Aims: Arrhythmogenic right ventricular cardiomyopathy (ARVC) is an inherited cardiomyopathy characterized by ventricular arrhythmias and sudden death. Currently 60% of patients meeting Task Force Criteria (TFC) have an identifiable mutation in one of the desmosomal genes. As much overlap is described between other cardiomyopathies and ARVC, we examined the prevalence of rare, possibly pathogenic sarcomere variants in the ARVC population.
Methods: One hundred and thirty-seven (137) individuals meeting 2010 TFC for a diagnosis of ARVC, negative for pathogenic desmosomal variants, TMEM43, SCN5A, and PLN were screened for variants in the sarcomere genes (ACTC1, MYBPC3, MYH7, MYL2, MYL3, TNNC1, TNNI3, TNNT2, and TPM1) through either clinical or research genetic testing.
Results: Six probands (6/137, 4%) were found to carry rare variants in the sarcomere genes. These variants have low prevalence in controls, are predicted damaging by Polyphen-2, and some of the variants are known pathogenic hypertrophic cardiomyopathy mutations. Sarcomere variant carriers had a phenotype that did not differ significantly from desmosomal mutation carriers. As most of these probands were the only affected individuals in their families, however, segregation data are noninformative.

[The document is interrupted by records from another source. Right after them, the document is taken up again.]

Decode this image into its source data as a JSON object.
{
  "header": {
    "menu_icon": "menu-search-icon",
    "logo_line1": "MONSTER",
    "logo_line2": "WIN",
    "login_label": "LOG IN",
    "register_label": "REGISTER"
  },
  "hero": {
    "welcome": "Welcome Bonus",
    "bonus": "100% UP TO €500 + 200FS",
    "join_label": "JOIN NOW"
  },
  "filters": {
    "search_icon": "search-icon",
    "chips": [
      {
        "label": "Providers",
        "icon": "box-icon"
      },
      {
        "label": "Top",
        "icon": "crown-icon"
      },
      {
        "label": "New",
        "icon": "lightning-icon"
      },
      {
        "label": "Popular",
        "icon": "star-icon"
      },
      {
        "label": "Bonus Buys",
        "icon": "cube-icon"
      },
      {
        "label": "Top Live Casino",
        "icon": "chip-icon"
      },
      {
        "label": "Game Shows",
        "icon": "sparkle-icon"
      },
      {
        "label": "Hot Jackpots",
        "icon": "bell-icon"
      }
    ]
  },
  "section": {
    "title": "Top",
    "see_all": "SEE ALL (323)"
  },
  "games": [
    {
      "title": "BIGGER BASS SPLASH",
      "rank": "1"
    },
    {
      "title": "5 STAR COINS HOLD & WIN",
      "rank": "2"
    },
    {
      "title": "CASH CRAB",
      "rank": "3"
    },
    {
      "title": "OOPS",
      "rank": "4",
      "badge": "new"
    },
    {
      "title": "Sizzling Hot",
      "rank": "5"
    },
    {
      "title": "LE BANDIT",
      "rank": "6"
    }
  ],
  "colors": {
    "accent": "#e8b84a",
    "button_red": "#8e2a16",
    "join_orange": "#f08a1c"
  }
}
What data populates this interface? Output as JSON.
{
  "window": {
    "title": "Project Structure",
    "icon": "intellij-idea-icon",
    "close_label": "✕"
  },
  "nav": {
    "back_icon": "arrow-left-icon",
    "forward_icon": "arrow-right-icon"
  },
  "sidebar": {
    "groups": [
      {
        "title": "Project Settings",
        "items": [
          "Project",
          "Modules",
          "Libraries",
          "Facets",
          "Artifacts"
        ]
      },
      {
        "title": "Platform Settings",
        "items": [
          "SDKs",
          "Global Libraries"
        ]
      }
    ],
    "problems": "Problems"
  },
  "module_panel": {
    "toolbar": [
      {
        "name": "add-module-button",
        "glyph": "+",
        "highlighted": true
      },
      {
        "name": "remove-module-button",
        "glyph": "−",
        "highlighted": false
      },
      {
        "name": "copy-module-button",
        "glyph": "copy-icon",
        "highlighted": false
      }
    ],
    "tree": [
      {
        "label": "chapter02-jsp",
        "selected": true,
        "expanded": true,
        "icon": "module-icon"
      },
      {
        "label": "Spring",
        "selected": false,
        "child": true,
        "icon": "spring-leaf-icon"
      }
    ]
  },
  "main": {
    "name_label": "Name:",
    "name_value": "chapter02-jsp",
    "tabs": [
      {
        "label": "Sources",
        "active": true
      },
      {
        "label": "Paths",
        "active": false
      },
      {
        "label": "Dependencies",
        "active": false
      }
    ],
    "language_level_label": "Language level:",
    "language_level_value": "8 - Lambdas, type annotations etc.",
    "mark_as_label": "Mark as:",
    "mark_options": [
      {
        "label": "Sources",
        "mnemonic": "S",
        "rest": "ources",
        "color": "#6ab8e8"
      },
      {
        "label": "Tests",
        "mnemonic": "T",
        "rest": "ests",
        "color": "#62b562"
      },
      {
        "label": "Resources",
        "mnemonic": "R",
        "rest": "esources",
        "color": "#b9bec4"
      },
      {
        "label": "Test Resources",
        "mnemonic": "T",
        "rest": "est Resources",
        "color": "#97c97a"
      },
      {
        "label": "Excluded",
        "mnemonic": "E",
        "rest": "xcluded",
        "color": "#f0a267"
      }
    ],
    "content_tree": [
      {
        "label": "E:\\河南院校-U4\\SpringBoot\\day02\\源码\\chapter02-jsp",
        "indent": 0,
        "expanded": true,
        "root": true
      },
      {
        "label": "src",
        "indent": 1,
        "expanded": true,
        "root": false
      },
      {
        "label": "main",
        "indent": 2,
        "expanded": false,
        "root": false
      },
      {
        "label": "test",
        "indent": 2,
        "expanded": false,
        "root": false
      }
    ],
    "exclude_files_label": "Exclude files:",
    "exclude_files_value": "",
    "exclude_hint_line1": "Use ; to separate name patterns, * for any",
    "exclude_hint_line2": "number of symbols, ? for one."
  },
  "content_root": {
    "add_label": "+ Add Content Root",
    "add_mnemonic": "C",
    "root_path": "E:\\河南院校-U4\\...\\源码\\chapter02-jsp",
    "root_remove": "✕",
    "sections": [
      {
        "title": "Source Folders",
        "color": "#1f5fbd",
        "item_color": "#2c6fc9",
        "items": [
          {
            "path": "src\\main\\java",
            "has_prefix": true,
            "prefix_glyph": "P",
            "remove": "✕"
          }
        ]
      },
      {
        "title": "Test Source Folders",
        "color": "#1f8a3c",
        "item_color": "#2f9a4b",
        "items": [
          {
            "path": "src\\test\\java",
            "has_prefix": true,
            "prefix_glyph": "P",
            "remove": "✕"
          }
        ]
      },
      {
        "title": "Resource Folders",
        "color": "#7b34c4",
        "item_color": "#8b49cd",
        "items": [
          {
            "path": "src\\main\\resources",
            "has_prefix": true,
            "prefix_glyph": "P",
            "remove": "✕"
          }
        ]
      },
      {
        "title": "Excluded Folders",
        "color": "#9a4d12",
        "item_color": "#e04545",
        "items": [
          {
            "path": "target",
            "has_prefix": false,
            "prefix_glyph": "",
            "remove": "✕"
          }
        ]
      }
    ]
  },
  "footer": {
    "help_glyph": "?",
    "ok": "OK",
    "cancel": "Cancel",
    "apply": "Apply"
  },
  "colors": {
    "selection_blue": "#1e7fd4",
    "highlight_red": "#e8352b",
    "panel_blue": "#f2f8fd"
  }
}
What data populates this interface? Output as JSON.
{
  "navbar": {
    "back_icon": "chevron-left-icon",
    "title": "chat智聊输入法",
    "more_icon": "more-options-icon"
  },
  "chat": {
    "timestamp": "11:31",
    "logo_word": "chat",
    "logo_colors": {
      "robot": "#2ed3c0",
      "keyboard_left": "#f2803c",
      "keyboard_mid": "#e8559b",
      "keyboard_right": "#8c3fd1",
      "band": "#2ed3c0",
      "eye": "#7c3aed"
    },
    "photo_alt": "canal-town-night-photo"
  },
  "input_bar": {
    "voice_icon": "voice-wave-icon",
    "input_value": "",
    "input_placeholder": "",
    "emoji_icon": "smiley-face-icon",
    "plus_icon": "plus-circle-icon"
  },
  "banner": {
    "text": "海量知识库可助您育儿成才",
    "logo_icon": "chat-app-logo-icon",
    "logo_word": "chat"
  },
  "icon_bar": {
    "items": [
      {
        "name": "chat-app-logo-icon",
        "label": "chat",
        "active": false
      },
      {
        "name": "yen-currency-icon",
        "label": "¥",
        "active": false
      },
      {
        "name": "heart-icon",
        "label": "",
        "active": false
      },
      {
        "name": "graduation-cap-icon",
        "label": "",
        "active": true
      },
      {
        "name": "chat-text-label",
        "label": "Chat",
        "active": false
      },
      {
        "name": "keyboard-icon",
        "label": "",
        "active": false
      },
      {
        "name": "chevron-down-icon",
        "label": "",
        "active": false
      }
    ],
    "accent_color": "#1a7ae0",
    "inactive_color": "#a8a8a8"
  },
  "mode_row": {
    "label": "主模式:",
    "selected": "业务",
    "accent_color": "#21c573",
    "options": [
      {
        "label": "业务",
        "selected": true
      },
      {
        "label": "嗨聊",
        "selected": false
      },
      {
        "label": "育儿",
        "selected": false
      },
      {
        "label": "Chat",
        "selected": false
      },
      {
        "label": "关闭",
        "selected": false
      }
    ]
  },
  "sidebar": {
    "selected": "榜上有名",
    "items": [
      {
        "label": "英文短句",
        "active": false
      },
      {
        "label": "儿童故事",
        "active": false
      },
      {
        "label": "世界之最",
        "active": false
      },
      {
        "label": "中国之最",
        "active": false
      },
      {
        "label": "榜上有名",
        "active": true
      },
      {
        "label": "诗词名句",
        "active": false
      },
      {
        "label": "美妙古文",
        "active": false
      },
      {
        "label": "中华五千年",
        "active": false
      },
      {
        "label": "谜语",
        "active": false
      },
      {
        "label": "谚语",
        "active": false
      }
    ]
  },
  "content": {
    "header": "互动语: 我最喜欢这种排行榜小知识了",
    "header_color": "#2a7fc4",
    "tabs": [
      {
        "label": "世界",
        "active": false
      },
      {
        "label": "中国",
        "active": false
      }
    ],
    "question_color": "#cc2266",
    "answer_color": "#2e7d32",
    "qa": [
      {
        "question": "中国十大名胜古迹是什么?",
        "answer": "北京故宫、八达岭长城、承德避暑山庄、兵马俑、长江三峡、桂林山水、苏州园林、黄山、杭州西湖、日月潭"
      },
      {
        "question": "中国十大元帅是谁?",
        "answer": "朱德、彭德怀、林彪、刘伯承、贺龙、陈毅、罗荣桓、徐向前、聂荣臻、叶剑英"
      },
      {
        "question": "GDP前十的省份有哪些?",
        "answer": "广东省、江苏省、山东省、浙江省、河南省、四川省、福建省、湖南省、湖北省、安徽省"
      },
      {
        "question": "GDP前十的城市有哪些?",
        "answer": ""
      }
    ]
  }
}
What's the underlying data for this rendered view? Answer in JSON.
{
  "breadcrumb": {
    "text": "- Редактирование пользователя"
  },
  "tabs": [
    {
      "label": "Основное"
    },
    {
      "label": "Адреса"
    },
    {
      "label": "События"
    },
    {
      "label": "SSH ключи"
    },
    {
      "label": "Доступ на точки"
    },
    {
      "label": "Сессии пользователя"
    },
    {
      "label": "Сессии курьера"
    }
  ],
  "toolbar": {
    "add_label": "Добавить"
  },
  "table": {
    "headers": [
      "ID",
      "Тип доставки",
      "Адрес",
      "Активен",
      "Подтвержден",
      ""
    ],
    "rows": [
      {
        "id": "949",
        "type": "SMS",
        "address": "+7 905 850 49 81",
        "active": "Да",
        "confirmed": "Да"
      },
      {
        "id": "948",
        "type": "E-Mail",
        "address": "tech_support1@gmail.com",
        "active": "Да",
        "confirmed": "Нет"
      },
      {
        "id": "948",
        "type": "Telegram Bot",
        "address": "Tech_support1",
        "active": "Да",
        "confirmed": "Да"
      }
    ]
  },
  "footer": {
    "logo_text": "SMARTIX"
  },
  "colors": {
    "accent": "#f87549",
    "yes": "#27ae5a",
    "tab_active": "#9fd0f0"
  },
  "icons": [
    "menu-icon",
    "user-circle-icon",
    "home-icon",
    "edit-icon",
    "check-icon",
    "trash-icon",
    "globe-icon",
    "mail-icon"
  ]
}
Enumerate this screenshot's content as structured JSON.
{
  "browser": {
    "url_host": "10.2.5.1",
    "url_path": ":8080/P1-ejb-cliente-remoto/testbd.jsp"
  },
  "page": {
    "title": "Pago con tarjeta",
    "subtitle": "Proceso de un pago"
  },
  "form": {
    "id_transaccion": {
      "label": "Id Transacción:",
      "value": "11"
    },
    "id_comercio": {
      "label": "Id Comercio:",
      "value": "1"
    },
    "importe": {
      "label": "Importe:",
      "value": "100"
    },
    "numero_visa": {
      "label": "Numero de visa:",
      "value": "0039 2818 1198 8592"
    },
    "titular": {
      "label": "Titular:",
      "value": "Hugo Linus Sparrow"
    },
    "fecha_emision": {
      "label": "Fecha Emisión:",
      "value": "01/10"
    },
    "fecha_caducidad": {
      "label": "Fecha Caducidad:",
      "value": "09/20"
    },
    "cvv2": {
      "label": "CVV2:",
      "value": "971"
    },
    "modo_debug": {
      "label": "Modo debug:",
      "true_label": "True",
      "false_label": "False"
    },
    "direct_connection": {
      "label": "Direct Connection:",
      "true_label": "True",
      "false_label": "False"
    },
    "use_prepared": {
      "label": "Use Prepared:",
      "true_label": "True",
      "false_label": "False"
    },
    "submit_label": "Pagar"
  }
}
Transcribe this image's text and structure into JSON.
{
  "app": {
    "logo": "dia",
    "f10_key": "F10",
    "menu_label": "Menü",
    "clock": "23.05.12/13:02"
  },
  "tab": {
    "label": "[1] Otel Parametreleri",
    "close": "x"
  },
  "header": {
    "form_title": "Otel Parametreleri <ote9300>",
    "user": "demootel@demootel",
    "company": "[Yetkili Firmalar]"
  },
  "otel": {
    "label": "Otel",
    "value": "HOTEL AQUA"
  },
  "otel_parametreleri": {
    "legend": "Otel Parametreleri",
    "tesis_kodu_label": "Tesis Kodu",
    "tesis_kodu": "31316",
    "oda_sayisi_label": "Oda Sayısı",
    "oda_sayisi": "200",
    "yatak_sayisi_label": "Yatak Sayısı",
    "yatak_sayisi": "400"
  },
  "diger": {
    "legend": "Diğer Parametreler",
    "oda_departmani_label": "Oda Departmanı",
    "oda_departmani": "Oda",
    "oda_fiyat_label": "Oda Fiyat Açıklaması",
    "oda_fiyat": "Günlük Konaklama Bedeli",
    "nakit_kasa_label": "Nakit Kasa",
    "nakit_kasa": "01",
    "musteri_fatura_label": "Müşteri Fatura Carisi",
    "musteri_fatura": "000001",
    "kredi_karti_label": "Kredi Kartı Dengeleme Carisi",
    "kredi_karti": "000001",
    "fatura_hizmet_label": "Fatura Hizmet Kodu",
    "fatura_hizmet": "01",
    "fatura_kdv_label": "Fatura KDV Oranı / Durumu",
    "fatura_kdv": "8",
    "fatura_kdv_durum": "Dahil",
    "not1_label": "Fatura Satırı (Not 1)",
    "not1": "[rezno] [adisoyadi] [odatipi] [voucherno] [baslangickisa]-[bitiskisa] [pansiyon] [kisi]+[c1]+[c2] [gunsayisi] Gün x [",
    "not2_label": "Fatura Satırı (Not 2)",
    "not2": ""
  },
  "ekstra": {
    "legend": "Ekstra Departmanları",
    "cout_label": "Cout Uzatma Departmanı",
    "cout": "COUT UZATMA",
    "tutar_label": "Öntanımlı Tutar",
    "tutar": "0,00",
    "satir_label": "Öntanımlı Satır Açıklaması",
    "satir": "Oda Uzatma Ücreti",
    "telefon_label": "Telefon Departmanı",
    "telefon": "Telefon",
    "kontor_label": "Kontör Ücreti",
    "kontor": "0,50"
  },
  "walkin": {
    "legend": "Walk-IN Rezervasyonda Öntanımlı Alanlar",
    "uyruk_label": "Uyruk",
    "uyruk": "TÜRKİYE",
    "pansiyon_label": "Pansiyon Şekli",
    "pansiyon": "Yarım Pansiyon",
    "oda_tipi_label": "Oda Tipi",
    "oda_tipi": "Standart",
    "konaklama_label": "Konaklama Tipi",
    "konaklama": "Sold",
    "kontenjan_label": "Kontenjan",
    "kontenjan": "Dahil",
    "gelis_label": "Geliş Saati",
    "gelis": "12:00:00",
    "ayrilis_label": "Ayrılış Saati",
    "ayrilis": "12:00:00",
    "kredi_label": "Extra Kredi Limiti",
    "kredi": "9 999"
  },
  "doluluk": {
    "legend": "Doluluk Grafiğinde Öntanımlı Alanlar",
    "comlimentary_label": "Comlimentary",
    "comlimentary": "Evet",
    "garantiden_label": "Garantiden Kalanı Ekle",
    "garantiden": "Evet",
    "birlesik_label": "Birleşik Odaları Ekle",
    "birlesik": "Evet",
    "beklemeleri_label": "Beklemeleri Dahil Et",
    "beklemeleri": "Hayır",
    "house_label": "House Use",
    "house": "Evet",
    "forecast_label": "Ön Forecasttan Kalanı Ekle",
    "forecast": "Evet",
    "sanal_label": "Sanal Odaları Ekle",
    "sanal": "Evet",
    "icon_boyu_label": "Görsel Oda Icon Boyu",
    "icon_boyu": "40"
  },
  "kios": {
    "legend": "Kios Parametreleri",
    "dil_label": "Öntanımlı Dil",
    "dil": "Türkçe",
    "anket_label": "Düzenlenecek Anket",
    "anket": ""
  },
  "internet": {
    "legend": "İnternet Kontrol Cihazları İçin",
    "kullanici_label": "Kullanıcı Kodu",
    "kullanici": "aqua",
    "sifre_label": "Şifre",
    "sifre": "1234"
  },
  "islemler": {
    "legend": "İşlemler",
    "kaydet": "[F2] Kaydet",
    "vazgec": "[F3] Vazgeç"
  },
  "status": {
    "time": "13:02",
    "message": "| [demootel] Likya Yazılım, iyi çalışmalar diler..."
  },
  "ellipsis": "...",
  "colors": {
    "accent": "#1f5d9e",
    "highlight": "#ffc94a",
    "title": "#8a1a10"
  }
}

Conclusion: These data show variants in the sarcomere can be identified in individuals with an ARVC phenotype. Although rare and predicted damaging, proven functional and segregational evidence that these variants can cause ARVC is lacking. Therefore, caution is warranted in interpreting these variants when identified on large next-generation sequencing panels for cardiomyopathies.
Keywords: ARVC; cardiomyopathy; genetics; sarcomere; whole-exome sequencing.
© 2018 The Authors. Journal of Cardiovascular Electrophysiology published by Wiley Periodicals, Inc.